UN creates permanent body to address challenges of racism
Move comes ahead of 20th anniversary of the controversial September 2001 Durban conference, which saw Israel and US walk out over attempts to liken Zionism to racism
UNITED NATIONS (AP) — The UN General Assembly approved a resolution Monday establishing a Permanent Forum of People of African Descent to provide expert advice on addressing the challenges of racism, racial discrimination, xenophobia and intolerance.
The resolution adopted by consensus by the 193-member world body also calls for the forum to serve as “a platform for improving the safety and quality of life and livelihoods of people of African descent” and their full inclusion in the societies where they live.
The forum’s establishment comes during the International Decade for People of African Descent, established by the General Assembly, which began on January 1, 2015, and ends on December 31, 2024. It is focusing on the themes of recognition, justice and development.
The new body’s creation comes ahead of the 20th anniversary of the controversial September 2001 UN World Conference Against Racism in Durban, South Africa, which was dominated by clashes over the Middle East and the legacy of slavery. The US and Israel walked out during the meeting over a draft resolution that singled out Israel for criticism and likened Zionism to racism.
That language was dropped in the final documents, which condemned and called for the eradication of the scourges of racism, racial discrimination, xenophobia and intolerance. The documents also expressed deep regret at the human suffering caused by slavery, and acknowledged that slavery and the slave trade are crimes against humanity and should always have been so.
The resolution approved Monday by the General Assembly says that despite efforts to combat racism, instances and various forms of racism, racial discrimination, xenophobia and intolerance remain widespread and should be condemned.
The assembly said that “all human beings are born free and equal in dignity and rights and have the potential to contribute constructively to the development and well-being of their societies.”
“Any doctrine of racial superiority is scientifically false, morally condemnable, socially unjust and dangerous and must be rejected, together with theories that attempt to determine the existence of separate human races,” it said.
The assembly called the global fight against racism “a matter of priority for the international community.”
The Permanent Forum of People of African Descent was given a series of mandates.

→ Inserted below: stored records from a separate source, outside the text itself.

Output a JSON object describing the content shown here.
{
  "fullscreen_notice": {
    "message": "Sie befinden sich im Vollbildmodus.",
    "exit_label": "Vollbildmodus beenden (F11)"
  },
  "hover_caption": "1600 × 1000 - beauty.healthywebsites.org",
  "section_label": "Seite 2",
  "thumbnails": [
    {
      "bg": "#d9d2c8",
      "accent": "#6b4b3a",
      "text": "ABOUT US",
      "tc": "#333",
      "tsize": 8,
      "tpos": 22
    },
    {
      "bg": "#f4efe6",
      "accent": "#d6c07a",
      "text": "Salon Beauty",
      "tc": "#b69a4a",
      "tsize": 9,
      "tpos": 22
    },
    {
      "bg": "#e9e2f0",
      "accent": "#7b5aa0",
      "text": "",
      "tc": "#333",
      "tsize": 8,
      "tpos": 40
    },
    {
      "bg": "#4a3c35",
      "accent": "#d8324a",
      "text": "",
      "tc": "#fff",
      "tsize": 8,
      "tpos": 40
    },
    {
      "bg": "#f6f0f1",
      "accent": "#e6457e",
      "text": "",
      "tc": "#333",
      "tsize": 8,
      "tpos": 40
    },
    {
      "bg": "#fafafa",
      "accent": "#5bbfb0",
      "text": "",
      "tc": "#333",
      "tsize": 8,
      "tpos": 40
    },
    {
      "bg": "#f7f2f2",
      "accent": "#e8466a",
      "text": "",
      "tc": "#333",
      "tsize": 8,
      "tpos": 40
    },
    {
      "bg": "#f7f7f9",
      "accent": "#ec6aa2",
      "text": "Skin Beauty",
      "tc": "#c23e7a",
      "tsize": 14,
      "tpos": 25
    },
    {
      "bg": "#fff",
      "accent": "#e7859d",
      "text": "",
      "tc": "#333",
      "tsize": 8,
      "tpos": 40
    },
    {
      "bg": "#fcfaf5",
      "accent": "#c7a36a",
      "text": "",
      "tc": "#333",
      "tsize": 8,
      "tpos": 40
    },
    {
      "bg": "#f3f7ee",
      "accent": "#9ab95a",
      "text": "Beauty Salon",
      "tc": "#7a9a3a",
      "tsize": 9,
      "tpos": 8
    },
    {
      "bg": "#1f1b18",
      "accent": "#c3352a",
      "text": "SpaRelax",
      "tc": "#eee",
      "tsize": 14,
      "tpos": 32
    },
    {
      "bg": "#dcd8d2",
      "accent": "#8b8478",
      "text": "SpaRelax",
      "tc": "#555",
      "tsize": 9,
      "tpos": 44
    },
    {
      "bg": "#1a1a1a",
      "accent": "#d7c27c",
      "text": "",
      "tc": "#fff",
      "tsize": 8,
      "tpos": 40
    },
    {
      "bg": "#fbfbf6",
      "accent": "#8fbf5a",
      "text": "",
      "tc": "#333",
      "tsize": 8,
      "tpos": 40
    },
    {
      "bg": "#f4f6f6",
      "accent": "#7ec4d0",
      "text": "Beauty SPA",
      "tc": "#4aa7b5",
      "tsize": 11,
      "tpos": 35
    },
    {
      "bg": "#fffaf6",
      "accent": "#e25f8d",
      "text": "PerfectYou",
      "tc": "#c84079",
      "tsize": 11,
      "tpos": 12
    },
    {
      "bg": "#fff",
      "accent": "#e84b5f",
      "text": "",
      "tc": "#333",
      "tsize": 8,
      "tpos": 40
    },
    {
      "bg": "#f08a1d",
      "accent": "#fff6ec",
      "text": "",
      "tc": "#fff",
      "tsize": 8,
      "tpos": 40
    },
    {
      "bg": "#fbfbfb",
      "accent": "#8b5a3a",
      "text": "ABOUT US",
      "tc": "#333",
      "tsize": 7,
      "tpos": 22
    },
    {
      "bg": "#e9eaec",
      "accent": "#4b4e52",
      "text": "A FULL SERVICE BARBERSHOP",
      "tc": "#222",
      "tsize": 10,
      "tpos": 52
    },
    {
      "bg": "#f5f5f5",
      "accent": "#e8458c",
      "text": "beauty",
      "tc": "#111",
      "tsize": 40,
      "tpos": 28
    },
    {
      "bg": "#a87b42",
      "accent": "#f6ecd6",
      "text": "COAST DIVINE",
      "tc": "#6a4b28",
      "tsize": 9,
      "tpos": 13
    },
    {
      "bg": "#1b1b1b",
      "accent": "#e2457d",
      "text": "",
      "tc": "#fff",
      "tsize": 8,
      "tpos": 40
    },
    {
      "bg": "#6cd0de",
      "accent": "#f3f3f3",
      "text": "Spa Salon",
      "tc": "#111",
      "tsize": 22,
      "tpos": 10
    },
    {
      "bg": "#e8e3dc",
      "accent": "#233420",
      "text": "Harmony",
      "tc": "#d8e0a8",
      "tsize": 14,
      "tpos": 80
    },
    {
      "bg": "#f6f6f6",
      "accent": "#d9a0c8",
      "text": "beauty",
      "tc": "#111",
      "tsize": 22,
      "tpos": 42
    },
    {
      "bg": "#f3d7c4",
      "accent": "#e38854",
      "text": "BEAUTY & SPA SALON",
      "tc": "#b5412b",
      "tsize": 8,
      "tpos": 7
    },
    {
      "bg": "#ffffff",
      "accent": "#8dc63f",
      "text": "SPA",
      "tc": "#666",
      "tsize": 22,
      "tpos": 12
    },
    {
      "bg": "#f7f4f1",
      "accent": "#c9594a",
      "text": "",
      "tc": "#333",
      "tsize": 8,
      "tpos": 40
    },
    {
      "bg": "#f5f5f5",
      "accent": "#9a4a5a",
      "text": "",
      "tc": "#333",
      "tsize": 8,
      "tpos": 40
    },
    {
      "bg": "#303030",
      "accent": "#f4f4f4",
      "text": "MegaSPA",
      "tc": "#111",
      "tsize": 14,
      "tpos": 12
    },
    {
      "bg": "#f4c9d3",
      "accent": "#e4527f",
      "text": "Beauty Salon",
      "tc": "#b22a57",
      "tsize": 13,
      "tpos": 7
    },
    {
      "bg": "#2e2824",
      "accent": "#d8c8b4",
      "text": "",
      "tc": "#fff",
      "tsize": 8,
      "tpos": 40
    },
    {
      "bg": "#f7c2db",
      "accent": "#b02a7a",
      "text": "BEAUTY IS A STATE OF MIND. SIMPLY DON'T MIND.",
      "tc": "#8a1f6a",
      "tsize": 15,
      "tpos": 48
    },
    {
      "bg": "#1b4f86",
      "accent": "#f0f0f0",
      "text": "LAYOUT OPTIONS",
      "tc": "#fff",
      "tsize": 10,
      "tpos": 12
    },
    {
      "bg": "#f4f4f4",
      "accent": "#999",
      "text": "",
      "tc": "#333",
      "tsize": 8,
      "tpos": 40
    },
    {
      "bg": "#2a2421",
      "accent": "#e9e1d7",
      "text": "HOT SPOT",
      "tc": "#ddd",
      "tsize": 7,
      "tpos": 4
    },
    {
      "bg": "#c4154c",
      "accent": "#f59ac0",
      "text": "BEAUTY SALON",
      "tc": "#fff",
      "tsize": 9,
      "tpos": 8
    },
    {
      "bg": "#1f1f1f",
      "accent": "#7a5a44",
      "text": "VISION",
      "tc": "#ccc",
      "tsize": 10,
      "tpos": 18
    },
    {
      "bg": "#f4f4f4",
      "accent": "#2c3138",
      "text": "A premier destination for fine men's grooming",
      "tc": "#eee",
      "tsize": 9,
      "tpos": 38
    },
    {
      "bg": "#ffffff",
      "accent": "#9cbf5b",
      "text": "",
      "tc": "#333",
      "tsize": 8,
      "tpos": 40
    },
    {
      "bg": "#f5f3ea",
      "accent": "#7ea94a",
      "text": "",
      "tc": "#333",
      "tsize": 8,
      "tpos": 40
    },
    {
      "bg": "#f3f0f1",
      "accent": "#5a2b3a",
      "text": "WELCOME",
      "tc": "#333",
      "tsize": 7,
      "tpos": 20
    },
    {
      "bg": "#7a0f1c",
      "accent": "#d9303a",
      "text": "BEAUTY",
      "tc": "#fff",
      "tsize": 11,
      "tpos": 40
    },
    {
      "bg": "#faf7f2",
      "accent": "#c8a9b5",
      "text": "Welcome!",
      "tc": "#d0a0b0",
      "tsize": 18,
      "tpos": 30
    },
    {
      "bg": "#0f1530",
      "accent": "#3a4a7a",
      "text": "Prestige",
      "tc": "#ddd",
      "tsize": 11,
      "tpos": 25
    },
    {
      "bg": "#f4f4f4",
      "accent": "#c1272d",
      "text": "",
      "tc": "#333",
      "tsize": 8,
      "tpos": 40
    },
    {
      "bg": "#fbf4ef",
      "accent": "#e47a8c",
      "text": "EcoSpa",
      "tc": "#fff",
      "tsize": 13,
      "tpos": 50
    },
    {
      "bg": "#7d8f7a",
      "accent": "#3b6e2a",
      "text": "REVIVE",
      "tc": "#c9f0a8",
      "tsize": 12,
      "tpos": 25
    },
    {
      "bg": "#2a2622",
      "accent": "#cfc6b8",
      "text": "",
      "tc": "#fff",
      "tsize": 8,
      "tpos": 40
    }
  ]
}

They include helping to ensure “the full political, economic and social inclusion of people of African descent,” and providing expert advice and recommendations on addressing racism to the Geneva-based Human Rights Council, the General Assembly’s main committees and UN agencies.

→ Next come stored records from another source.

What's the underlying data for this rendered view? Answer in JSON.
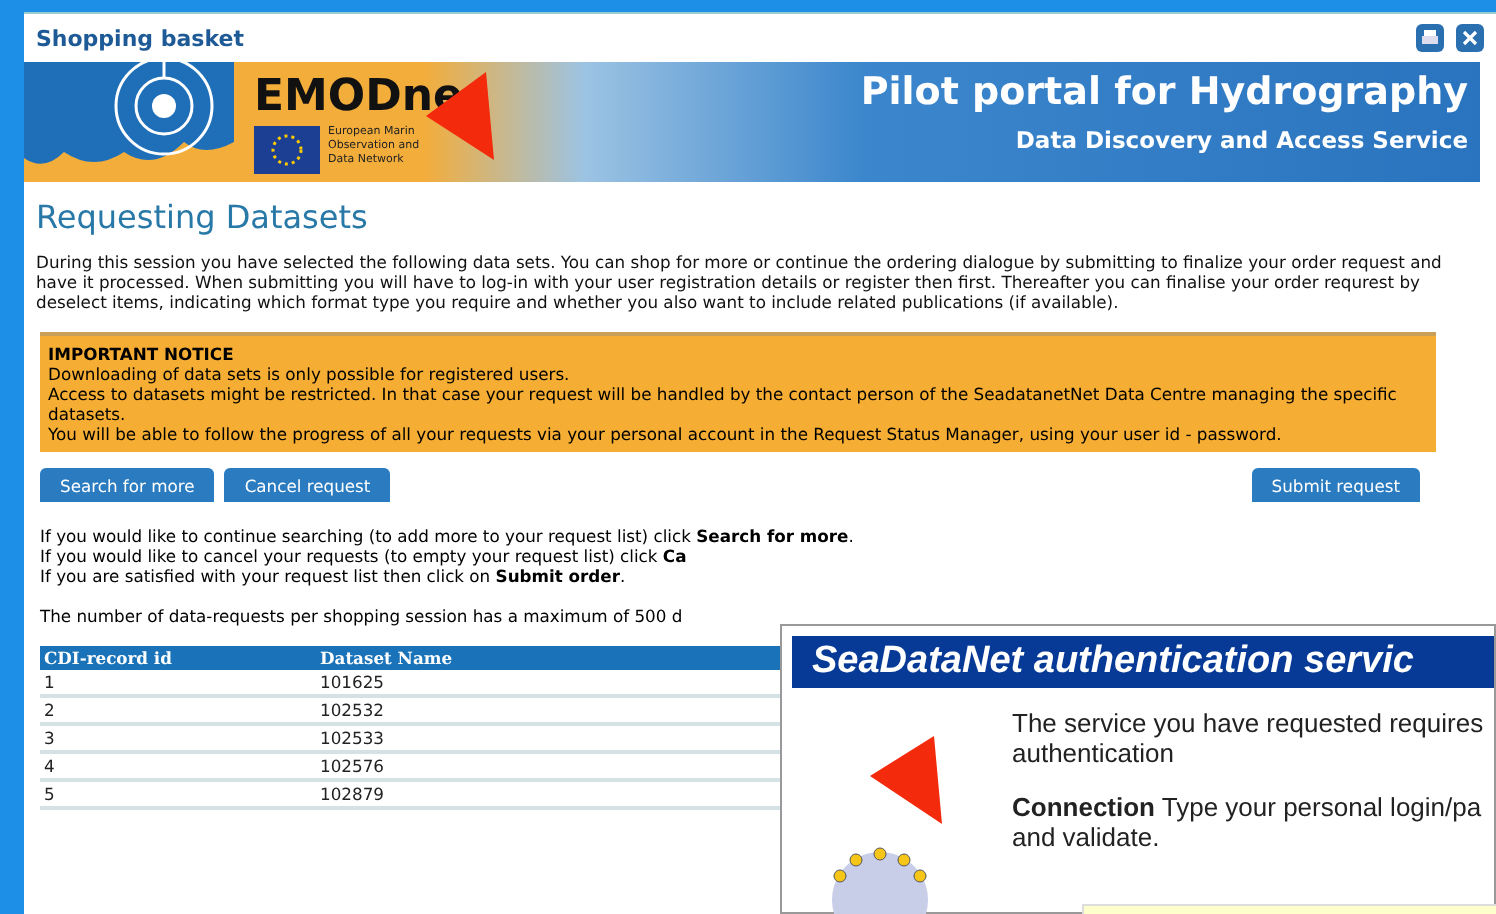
{
  "window": {
    "title": "Shopping basket"
  },
  "banner": {
    "logo_text": "EMODne",
    "logo_subtitle": [
      "European Marin",
      "Observation and",
      "Data Network"
    ],
    "title": "Pilot portal for Hydrography",
    "subtitle": "Data Discovery and Access Service"
  },
  "heading": "Requesting Datasets",
  "intro": "During this session you have selected the following data sets. You can shop for more or continue the ordering dialogue by submitting to finalize your order request and have it processed. When submitting you will have to log-in with your user registration details or register then first. Thereafter you can finalise your order requrest by deselect items, indicating which format type you require and whether you also want to include related publications (if available).",
  "notice": {
    "title": "IMPORTANT NOTICE",
    "lines": [
      "Downloading of data sets is only possible for registered users.",
      "Access to datasets might be restricted. In that case your request will be handled by the contact person of the SeadatanetNet Data Centre managing the specific datasets.",
      "You will be able to follow the progress of all your requests via your personal account in the Request Status Manager, using your user id - password."
    ]
  },
  "buttons": [
    "Search for more",
    "Cancel request"
  ],
  "submit_button": "Submit request",
  "instructions": [
    "If you would like to continue searching (to add more to your request list) click **Search for more**.",
    "If you would like to cancel your requests (to empty your request list) click **Ca**",
    "If you are satisfied with your request list then click on **Submit order**."
  ],
  "limit_note": "The number of data-requests per shopping session has a maximum of 500 d",
  "table": {
    "columns": [
      "CDI-record id",
      "Dataset Name"
    ],
    "rows": [
      [
        "1",
        "101625"
      ],
      [
        "2",
        "102532"
      ],
      [
        "3",
        "102533"
      ],
      [
        "4",
        "102576"
      ],
      [
        "5",
        "102879"
      ]
    ]
  },
  "popup": {
    "title": "SeaDataNet authentication servic",
    "paragraphs": [
      "The service you have requested requires authentication",
      "**Connection** Type your personal login/pa and validate."
    ]
  }
}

The resolution said the forum will consist of 10 members — five elected by the General Assembly from all regions and five appointed by the Human Rights Council following consultations with regional groups and organizations of people of African descent.
It calls for the forum’s first session to take place in 2022. It also calls for annual reports to the assembly and the council on the forum’s activities, and an evaluation of its operation by the General Assembly after four sessions, based on an evaluation by the Human Rights Council.